··· EXERCISE INPUTS

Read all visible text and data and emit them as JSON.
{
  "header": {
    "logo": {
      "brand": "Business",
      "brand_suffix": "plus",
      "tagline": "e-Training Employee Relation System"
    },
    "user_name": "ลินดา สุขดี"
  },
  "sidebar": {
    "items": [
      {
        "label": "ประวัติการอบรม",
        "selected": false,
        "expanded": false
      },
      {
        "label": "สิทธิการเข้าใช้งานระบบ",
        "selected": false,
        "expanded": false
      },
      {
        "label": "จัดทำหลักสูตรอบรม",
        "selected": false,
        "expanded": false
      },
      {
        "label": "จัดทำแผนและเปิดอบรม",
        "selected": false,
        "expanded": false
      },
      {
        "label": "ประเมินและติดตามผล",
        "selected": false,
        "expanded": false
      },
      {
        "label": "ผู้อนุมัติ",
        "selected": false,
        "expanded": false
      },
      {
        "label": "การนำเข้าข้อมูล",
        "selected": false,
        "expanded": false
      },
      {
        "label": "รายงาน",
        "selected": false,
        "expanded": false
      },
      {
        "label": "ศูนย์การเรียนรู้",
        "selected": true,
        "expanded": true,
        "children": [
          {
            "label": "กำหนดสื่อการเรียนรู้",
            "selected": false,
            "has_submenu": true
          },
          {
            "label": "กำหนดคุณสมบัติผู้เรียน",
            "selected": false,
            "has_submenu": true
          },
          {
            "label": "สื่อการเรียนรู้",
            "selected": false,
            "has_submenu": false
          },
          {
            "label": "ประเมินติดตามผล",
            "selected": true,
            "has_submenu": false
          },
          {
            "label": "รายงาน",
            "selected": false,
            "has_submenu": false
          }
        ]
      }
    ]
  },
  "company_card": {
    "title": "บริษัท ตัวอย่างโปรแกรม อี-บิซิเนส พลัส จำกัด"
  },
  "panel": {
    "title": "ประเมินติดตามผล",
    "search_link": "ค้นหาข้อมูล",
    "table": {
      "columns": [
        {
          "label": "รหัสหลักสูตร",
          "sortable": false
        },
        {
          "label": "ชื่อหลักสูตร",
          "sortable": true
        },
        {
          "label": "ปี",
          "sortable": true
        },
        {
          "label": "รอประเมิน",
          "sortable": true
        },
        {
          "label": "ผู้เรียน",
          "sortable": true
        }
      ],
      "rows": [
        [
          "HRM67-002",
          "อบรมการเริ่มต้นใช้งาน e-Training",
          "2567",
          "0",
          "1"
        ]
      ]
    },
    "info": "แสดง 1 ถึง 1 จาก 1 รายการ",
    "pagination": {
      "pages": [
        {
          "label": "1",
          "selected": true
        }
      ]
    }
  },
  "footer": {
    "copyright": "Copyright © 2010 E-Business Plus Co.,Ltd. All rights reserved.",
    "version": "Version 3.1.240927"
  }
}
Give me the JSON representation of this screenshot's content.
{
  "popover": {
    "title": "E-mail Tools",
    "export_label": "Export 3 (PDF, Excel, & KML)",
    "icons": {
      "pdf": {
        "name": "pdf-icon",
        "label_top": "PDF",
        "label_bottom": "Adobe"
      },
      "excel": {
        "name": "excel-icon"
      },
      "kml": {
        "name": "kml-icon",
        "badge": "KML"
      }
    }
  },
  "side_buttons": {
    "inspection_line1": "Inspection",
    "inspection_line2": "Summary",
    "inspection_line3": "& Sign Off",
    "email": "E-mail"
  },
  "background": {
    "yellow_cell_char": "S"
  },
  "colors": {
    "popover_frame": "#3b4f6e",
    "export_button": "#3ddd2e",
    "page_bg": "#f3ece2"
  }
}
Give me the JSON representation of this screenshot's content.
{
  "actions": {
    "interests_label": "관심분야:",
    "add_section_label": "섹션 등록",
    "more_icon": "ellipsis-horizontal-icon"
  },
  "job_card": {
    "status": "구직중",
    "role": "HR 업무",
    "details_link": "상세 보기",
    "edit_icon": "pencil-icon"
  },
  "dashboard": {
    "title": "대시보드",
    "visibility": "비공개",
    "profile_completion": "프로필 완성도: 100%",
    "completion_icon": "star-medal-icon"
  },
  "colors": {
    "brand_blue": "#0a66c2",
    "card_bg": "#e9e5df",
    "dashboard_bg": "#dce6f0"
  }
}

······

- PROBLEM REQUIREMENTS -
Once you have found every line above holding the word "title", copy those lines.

- RESPONSE AREA -
    "title": "บริษัท ตัวอย่างโปรแกรม อี-บิซิเนส พลัส จำกัด"
    "title": "ประเมินติดตามผล",
    "title": "E-mail Tools",
    "title": "대시보드",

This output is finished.